He's clicking through this in his head and he turns to me and he's like, “I've never seen a case quite like this before.”  He said, “This is serious but you're unlikely to die.” 

I’m like, “You're the doctor here.  You're the one on TV taking out these tumors and you’re telling me (a) you've never seen this before and (b) you can’t rule out death.” 

Photo by Nicholas Santasier,

Photo by Nicholas Santasier,

So I’m struggling with this and he says, “You can’t keep working.”  So I take his word for it this time.  I didn’t listen to my husband but I listened to this doctor. 

He didn’t have a whole lot to offer me.  We did some scans at Columbia to try to find this leak.  Inconclusive.  Over the next few months, I went to a series of doctors in the local area, different institutions, different departments, different people all looking for answers.  And every time it was like, “Oh, maybe it’s my chiari.” 

My husband would be like, “No, maybe it’s not.”  So it’s back and forth, and let’s look for a leak, we couldn’t find a leak.  We tried to treat for a leak but inconclusive.  A little bit helpful.  Not really. 

So I found myself the headaches were getting worse and worse.  I was getting a hundred a day.  I couldn’t lift my kids.  I knew how to not do that as painful as that was, but I couldn’t avoid the sneezes and just rolling over in bed.  And all of these things would cause this 30-second calamity in my head.  So I had to keep searching for answers. 

All the doctors said, “You really need to see some experts in this.  There aren’t that many but there is a group at the Mayo Clinic in Rochester, Minnesota.  These are the doctors that literally wrote the book on this.” 

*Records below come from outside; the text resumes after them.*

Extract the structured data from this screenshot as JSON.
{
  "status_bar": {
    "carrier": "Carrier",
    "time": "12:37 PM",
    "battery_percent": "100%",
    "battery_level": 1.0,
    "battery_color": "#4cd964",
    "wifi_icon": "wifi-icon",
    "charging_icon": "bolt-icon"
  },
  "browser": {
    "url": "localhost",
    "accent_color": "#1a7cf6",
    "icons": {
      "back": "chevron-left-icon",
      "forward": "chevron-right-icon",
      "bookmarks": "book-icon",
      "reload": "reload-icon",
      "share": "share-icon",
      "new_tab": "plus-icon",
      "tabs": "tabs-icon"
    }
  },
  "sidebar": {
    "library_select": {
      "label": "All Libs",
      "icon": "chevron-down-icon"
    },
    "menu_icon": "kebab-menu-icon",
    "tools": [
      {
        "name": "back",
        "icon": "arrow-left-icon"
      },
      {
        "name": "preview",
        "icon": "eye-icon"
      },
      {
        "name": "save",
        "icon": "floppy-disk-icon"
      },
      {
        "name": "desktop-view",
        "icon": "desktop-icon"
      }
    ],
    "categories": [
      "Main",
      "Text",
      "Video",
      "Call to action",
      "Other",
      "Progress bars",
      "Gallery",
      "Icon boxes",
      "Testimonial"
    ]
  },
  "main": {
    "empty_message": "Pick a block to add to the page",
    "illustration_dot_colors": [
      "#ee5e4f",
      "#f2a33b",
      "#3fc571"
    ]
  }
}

So that’s where I went for a series of visits for over a few months and they did some tests and they did their imaging.  They were scratching their heads and admitted they were really working on the edge of medical knowledge here, but I was desperate. 

Finally, we got to the point where they said, “We only have one last test, really.  One last procedure to give you to try to treat a leak.  We don’t really know where this leak is, if it’s a leak, but we can do this test.  There's a lot of radiation because it’s a CT scan.”

And I said, “Do it.  I got to do something.”

So they anesthetized me.  They identified 22 spots along my spine that were weak and could have a tear in them.  They injected them with blood, my own blood, and a little bit of biological glue and they sent me home.  I waited and I waited and, over the next days, over weeks and months I started to get a little better.  I started to add back my home routines.  I started to engage more with my kids, with Lucas.  I started to add back work very slowly, mostly from home.  But really started to feel a little bit more like myself. 

But it wasn’t enough.  I still wasn’t picking up my kids.  I wasn’t engaged.  I wasn’t back at work like I wanted to be, and so I went back to the Mayo Clinic. 

They said, “Well, we can do this but only one more time.  Because of the amount of radiation, because of your age, your body can’t take that much radiation without putting you in a very risky zone.”

I said, “Look, it’s all I've got.  Let’s do it.”

So on a cold October day, about a year after those first headaches, I went in and they did it again.  They found those weak spots and they injected them with blood and glue and they sent me home.  And I waited and I waited. 

Not over days but over weeks and over months I started to feel really truly better.  One day, my little guy, who then was two-and-a-half, was crying over some slight his sister did to him.  I picked him up, I scoop him up into my arms and I didn’t get a headache this time.  I snuggled him into me and I said, “It’s going to be okay.” 

This time, instead of tears of pain, I had tears of joy because I knew that what was so important to me was with me all along.